- _YOUR TASK_:
Copy out the data in full, keeping each line exactly as it reads.

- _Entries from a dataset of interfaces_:
Segment Open

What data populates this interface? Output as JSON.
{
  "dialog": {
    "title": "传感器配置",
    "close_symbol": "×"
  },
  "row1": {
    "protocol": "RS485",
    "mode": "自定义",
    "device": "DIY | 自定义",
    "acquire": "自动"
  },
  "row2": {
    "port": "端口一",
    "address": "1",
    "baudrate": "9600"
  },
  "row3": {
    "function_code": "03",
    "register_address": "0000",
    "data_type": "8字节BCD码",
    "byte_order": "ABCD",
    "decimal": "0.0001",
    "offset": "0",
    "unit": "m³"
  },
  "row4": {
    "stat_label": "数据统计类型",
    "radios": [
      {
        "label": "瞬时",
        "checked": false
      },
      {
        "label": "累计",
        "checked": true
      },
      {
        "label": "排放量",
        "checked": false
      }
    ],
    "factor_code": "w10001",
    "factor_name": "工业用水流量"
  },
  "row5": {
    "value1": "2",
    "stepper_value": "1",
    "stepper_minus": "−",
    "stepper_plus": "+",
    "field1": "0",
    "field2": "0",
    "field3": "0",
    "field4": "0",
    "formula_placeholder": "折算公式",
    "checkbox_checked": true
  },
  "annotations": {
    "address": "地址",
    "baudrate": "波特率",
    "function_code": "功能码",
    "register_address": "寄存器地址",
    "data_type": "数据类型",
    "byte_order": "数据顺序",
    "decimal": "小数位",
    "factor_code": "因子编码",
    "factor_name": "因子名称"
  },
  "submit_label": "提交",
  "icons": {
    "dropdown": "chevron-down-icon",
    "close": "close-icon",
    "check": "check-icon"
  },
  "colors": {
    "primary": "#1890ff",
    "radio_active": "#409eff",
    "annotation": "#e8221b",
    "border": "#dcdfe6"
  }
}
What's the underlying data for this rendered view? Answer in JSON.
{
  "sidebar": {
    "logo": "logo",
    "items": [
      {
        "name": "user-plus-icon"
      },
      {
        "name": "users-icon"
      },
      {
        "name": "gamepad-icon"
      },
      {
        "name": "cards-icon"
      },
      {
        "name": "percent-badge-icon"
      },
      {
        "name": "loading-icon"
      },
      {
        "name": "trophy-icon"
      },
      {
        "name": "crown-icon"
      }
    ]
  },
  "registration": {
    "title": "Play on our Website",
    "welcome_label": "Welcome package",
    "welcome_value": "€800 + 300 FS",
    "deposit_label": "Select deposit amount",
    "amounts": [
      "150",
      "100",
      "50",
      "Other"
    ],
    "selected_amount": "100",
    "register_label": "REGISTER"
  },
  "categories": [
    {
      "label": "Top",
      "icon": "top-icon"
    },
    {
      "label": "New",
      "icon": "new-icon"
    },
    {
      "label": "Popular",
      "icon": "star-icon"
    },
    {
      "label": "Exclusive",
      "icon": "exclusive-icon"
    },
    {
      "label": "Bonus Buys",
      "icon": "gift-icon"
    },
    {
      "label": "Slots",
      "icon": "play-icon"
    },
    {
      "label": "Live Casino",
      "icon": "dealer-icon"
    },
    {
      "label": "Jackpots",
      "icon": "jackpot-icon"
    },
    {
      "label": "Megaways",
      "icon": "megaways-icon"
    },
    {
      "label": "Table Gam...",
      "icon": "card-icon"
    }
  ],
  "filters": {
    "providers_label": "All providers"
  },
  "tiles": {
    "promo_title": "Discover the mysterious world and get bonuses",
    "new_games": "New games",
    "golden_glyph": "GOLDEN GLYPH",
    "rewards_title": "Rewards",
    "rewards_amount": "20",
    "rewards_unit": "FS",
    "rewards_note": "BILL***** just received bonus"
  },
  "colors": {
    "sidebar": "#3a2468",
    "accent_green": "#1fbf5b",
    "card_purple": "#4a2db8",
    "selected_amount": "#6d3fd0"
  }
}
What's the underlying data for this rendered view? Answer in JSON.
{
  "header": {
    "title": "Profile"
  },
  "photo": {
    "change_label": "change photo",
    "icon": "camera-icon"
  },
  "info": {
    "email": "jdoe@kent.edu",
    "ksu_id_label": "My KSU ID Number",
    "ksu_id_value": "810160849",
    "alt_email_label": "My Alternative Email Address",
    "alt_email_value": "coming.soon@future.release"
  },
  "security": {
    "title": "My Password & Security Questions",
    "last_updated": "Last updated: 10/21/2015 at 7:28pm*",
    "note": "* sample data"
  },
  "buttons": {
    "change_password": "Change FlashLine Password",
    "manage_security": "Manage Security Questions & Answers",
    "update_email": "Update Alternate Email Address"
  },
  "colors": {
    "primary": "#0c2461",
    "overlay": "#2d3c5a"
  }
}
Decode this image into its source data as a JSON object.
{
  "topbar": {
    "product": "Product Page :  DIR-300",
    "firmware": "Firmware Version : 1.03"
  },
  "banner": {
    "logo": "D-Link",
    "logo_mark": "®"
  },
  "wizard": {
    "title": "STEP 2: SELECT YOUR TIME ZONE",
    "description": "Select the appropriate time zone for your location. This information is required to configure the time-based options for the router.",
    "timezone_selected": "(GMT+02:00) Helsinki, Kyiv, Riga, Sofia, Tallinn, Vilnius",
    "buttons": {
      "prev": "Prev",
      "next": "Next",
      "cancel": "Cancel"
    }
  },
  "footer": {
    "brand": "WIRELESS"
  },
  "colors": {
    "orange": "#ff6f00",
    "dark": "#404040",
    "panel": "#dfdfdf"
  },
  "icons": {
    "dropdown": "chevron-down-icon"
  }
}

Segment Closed

- _ANSWER BOX_:
What data populates this interface? Output as JSON.
{
  "dialog": {
    "title": "传感器配置",
    "close_symbol": "×"
  },
  "row1": {
    "protocol": "RS485",
    "mode": "自定义",
    "device": "DIY | 自定义",
    "acquire": "自动"
  },
  "row2": {
    "port": "端口一",
    "address": "1",
    "baudrate": "9600"
  },
  "row3": {
    "function_code": "03",
    "register_address": "0000",
    "data_type": "8字节BCD码",
    "byte_order": "ABCD",
    "decimal": "0.0001",
    "offset": "0",
    "unit": "m³"
  },
  "row4": {
    "stat_label": "数据统计类型",
    "radios": [
      {
        "label": "瞬时",
        "checked": false
      },
      {
        "label": "累计",
        "checked": true
      },
      {
        "label": "排放量",
        "checked": false
      }
    ],
    "factor_code": "w10001",
    "factor_name": "工业用水流量"
  },
  "row5": {
    "value1": "2",
    "stepper_value": "1",
    "stepper_minus": "−",
    "stepper_plus": "+",
    "field1": "0",
    "field2": "0",
    "field3": "0",
    "field4": "0",
    "formula_placeholder": "折算公式",
    "checkbox_checked": true
  },
  "annotations": {
    "address": "地址",
    "baudrate": "波特率",
    "function_code": "功能码",
    "register_address": "寄存器地址",
    "data_type": "数据类型",
    "byte_order": "数据顺序",
    "decimal": "小数位",
    "factor_code": "因子编码",
    "factor_name": "因子名称"
  },
  "submit_label": "提交",
  "icons": {
    "dropdown": "chevron-down-icon",
    "close": "close-icon",
    "check": "check-icon"
  },
  "colors": {
    "primary": "#1890ff",
    "radio_active": "#409eff",
    "annotation": "#e8221b",
    "border": "#dcdfe6"
  }
}
What's the underlying data for this rendered view? Answer in JSON.
{
  "sidebar": {
    "logo": "logo",
    "items": [
      {
        "name": "user-plus-icon"
      },
      {
        "name": "users-icon"
      },
      {
        "name": "gamepad-icon"
      },
      {
        "name": "cards-icon"
      },
      {
        "name": "percent-badge-icon"
      },
      {
        "name": "loading-icon"
      },
      {
        "name": "trophy-icon"
      },
      {
        "name": "crown-icon"
      }
    ]
  },
  "registration": {
    "title": "Play on our Website",
    "welcome_label": "Welcome package",
    "welcome_value": "€800 + 300 FS",
    "deposit_label": "Select deposit amount",
    "amounts": [
      "150",
      "100",
      "50",
      "Other"
    ],
    "selected_amount": "100",
    "register_label": "REGISTER"
  },
  "categories": [
    {
      "label": "Top",
      "icon": "top-icon"
    },
    {
      "label": "New",
      "icon": "new-icon"
    },
    {
      "label": "Popular",
      "icon": "star-icon"
    },
    {
      "label": "Exclusive",
      "icon": "exclusive-icon"
    },
    {
      "label": "Bonus Buys",
      "icon": "gift-icon"
    },
    {
      "label": "Slots",
      "icon": "play-icon"
    },
    {
      "label": "Live Casino",
      "icon": "dealer-icon"
    },
    {
      "label": "Jackpots",
      "icon": "jackpot-icon"
    },
    {
      "label": "Megaways",
      "icon": "megaways-icon"
    },
    {
      "label": "Table Gam...",
      "icon": "card-icon"
    }
  ],
  "filters": {
    "providers_label": "All providers"
  },
  "tiles": {
    "promo_title": "Discover the mysterious world and get bonuses",
    "new_games": "New games",
    "golden_glyph": "GOLDEN GLYPH",
    "rewards_title": "Rewards",
    "rewards_amount": "20",
    "rewards_unit": "FS",
    "rewards_note": "BILL***** just received bonus"
  },
  "colors": {
    "sidebar": "#3a2468",
    "accent_green": "#1fbf5b",
    "card_purple": "#4a2db8",
    "selected_amount": "#6d3fd0"
  }
}
What's the underlying data for this rendered view? Answer in JSON.
{
  "header": {
    "title": "Profile"
  },
  "photo": {
    "change_label": "change photo",
    "icon": "camera-icon"
  },
  "info": {
    "email": "jdoe@kent.edu",
    "ksu_id_label": "My KSU ID Number",
    "ksu_id_value": "810160849",
    "alt_email_label": "My Alternative Email Address",
    "alt_email_value": "coming.soon@future.release"
  },
  "security": {
    "title": "My Password & Security Questions",
    "last_updated": "Last updated: 10/21/2015 at 7:28pm*",
    "note": "* sample data"
  },
  "buttons": {
    "change_password": "Change FlashLine Password",
    "manage_security": "Manage Security Questions & Answers",
    "update_email": "Update Alternate Email Address"
  },
  "colors": {
    "primary": "#0c2461",
    "overlay": "#2d3c5a"
  }
}
Decode this image into its source data as a JSON object.
{
  "topbar": {
    "product": "Product Page :  DIR-300",
    "firmware": "Firmware Version : 1.03"
  },
  "banner": {
    "logo": "D-Link",
    "logo_mark": "®"
  },
  "wizard": {
    "title": "STEP 2: SELECT YOUR TIME ZONE",
    "description": "Select the appropriate time zone for your location. This information is required to configure the time-based options for the router.",
    "timezone_selected": "(GMT+02:00) Helsinki, Kyiv, Riga, Sofia, Tallinn, Vilnius",
    "buttons": {
      "prev": "Prev",
      "next": "Next",
      "cancel": "Cancel"
    }
  },
  "footer": {
    "brand": "WIRELESS"
  },
  "colors": {
    "orange": "#ff6f00",
    "dark": "#404040",
    "panel": "#dfdfdf"
  },
  "icons": {
    "dropdown": "chevron-down-icon"
  }
}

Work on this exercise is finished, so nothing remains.